One strength of this book is that Greear has a knack for being able to provide vivid and memorable illustrations. His jokes are hilarious, but the more serious illustrations are absolutely sobering. I would find it hard to imagine that a reader would consider Gaining By Losing to be uninteresting. In fact, one point of critique is that the personal illustrations may have been a bit overdone. In a sense, this book is partly a memoir on his own church’s experiences. But Greear also attempts to draw from biblical sources to argue his points, and for the most part, does a good job at this. Personally, I would have liked more dedication to biblical theology and exegesis, but maybe that’s just me.
The fact of the matter, however, is that churches in America do not seem to be very good these days at understanding their mission. One point in particular that I was overwhelming grateful for was his expose, so to speak, on “calling.” Most American Christians probably believe that pastors and missionaries are “called” by God to “full-time Christian ministry,” while everyone else is basically left out to do their thing.
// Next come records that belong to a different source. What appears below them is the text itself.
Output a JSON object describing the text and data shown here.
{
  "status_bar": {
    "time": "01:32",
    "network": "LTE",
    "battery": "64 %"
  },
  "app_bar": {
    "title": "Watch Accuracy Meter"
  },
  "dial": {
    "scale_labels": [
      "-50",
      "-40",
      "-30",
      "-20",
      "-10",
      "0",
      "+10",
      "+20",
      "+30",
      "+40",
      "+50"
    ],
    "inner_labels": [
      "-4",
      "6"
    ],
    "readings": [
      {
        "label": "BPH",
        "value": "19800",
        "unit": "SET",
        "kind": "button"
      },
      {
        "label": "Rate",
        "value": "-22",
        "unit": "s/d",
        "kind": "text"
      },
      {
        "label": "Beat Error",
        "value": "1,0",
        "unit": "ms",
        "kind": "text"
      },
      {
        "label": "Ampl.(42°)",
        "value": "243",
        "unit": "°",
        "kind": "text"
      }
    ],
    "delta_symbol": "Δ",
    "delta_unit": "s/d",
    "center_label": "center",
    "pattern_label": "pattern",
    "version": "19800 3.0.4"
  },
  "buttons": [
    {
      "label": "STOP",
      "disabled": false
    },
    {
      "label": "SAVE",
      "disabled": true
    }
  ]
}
I absolutely love how Greear says that when he became a pastor, he “left the ministry.” In other words, the people on the ground, those who are employed in secular fields, are “in the ministry.” Literally everything that I have wanted to say on the idea of “calling” is encapsulated in chapter 4. As someone who has moved away from a pastoring career (at least for now) to go into the academic world, I am highly convinced that my work in education is a true, no less spiritual calling than pastoring. And so I am thankful that Greear wrote this chapter, in particular, as it applied directly to my own life rather powerfully.
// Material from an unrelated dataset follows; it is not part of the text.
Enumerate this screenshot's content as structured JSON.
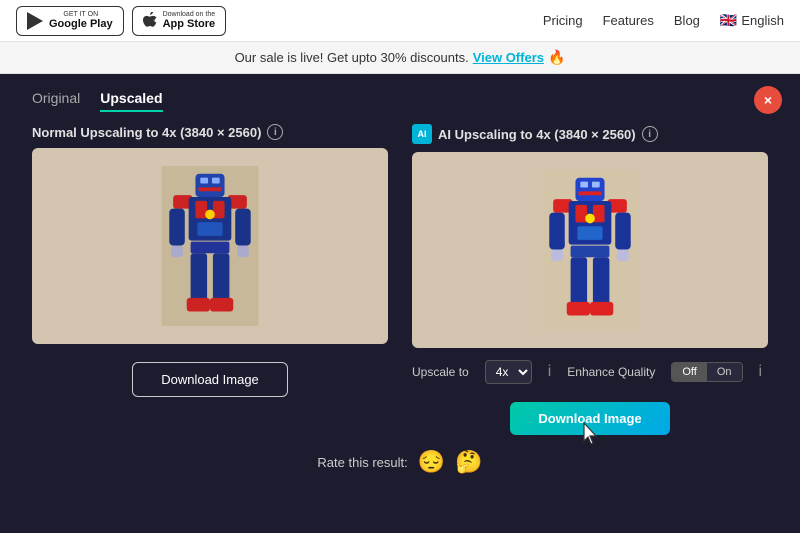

There is much more that could be said about some of the positive attributes of Greear’s book. But I would also note a point of critique here. While most of what Greear said is great, I’m not sure how “original” this book is, when compared to the other recent church ministry books that have been written. Chapter 3’s motivational message towards missions is good, but certainly has been said before. His perspective on “missional” or “attractional” churches is also fairly common. I thought chapter 10, “Racial Reconciliation as a Fruit of the Sending Culture,” was maybe one of the more fresh contributions–and well needed! Yet, overall, I would be much more likely to recommend to a Christian who is interested in contemporary church ministry something like Tim Keller’s Center Church. At the same time, if someone was looking for a concise, easy-to-read, thought-provoking book on how churches can impact the world for Christ’s sake, then Greear’s Gaining By Losing would certainly be a fine choice.